> **What is being asked**
From the entries, copy each line that includes "iPRO".

> **Material provided**

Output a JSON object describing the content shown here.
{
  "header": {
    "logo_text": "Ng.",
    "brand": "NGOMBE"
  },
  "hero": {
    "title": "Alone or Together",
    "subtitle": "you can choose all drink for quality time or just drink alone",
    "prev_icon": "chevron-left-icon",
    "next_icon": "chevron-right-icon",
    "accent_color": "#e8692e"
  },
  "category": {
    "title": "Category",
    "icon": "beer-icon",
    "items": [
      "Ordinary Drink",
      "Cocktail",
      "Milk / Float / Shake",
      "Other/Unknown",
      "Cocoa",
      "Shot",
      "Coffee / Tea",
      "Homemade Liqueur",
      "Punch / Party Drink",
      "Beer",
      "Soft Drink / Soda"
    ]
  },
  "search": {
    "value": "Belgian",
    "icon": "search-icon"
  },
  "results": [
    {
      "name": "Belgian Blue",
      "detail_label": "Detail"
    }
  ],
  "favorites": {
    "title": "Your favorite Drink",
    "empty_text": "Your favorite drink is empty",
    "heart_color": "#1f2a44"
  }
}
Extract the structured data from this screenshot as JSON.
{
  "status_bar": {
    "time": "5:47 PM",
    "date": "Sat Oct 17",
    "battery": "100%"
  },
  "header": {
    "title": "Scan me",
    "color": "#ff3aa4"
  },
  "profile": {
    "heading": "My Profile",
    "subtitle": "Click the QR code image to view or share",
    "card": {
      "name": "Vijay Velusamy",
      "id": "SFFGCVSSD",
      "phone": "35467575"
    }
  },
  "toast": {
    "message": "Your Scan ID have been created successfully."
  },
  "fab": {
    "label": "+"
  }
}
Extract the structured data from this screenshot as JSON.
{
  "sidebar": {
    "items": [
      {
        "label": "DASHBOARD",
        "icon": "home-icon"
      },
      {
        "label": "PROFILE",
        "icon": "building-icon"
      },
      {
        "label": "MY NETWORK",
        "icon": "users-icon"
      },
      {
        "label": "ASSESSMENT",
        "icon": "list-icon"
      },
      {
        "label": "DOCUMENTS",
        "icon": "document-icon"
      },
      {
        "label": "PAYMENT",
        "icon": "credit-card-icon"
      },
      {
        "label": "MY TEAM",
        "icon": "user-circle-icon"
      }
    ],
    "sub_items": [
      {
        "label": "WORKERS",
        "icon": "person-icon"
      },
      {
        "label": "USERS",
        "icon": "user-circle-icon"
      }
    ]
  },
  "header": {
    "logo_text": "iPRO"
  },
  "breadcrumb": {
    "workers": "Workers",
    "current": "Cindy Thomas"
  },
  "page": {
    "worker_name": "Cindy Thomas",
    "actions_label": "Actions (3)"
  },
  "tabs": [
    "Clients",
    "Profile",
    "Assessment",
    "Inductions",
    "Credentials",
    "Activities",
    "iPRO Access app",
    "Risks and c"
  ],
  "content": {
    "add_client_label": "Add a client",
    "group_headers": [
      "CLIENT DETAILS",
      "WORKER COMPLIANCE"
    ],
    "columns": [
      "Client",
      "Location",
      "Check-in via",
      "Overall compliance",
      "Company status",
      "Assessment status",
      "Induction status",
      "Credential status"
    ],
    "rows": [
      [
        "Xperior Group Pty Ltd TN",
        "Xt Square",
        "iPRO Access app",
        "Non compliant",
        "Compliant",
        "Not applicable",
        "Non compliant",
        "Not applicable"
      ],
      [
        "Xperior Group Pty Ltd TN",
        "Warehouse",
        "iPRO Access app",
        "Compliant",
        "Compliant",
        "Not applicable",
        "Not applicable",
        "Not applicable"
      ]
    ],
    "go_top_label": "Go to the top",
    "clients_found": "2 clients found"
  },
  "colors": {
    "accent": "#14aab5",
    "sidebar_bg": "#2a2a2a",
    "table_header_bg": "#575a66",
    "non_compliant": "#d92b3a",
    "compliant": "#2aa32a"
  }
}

> **The answer**
    "logo_text": "iPRO"
    "iPRO Access app",
        "iPRO Access app",
        "iPRO Access app",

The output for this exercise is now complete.